→ TO DO:
Collect every line in the records below that contains the word "Alle".

(MATERIAL FOR THE TASK)

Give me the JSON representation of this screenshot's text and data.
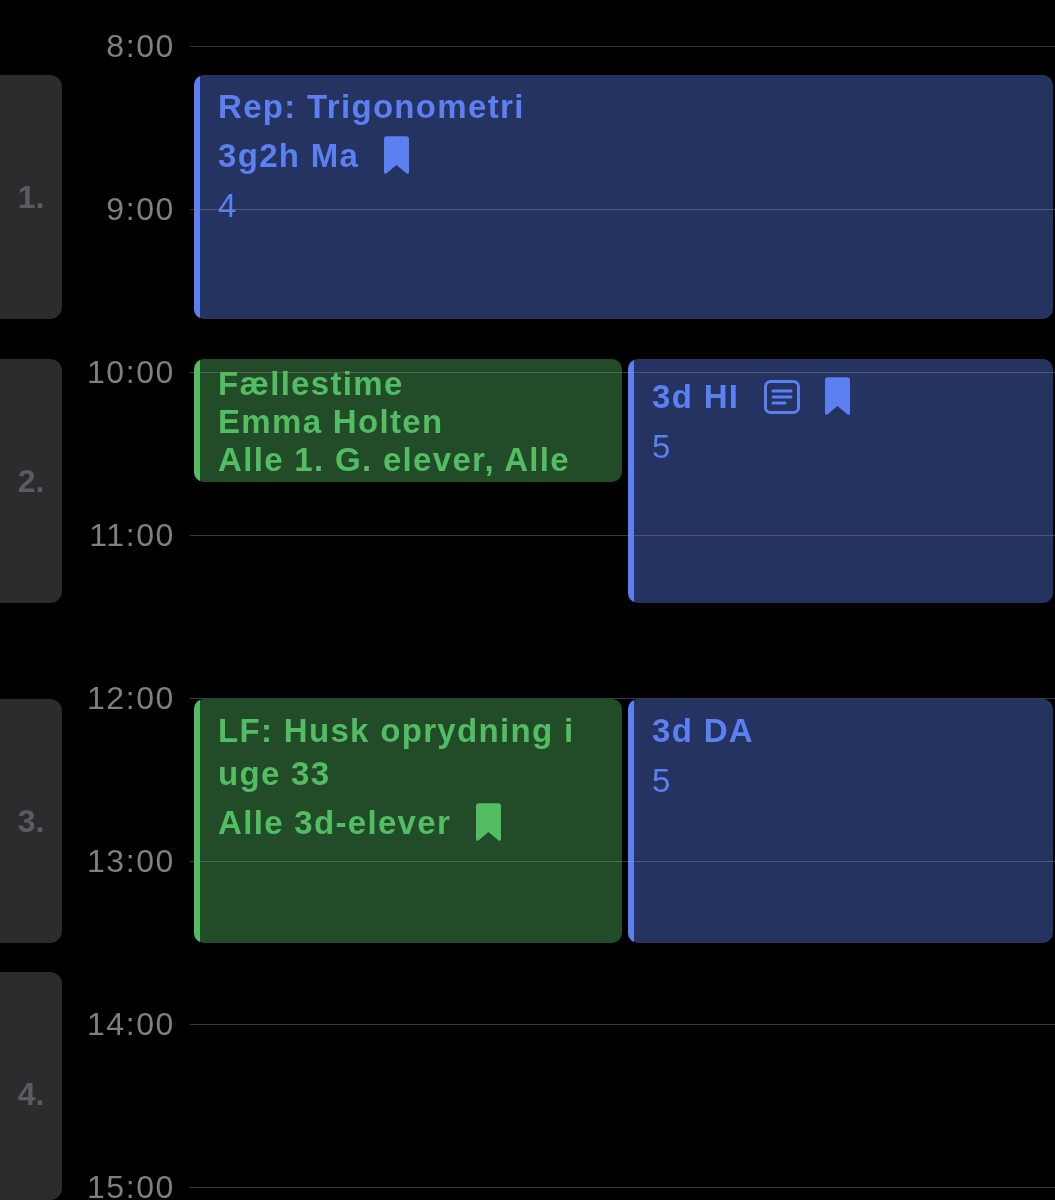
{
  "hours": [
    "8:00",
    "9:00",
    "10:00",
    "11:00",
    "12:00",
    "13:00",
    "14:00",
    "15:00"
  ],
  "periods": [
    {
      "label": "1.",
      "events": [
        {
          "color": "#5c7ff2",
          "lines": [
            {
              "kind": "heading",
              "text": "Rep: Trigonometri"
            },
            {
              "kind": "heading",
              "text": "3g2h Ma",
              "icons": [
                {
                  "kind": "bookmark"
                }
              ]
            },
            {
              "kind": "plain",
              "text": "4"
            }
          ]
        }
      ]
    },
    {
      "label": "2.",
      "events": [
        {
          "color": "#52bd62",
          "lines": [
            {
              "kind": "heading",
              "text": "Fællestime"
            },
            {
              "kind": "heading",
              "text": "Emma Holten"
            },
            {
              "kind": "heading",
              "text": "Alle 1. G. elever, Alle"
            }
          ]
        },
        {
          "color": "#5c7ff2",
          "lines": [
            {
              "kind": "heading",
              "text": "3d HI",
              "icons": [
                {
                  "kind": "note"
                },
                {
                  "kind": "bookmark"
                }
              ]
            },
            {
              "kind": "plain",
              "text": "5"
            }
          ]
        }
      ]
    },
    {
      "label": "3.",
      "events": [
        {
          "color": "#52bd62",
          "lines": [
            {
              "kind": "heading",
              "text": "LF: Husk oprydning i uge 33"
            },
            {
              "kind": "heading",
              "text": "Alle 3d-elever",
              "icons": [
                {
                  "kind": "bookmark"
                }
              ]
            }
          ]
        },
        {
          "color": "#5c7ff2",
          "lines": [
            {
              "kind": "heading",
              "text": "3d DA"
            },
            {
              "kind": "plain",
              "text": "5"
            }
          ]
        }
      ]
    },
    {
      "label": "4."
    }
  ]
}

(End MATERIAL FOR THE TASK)

→ TASK RESPONSE:
              "text": "Alle 1. G. elever, Alle"
              "text": "Alle 3d-elever",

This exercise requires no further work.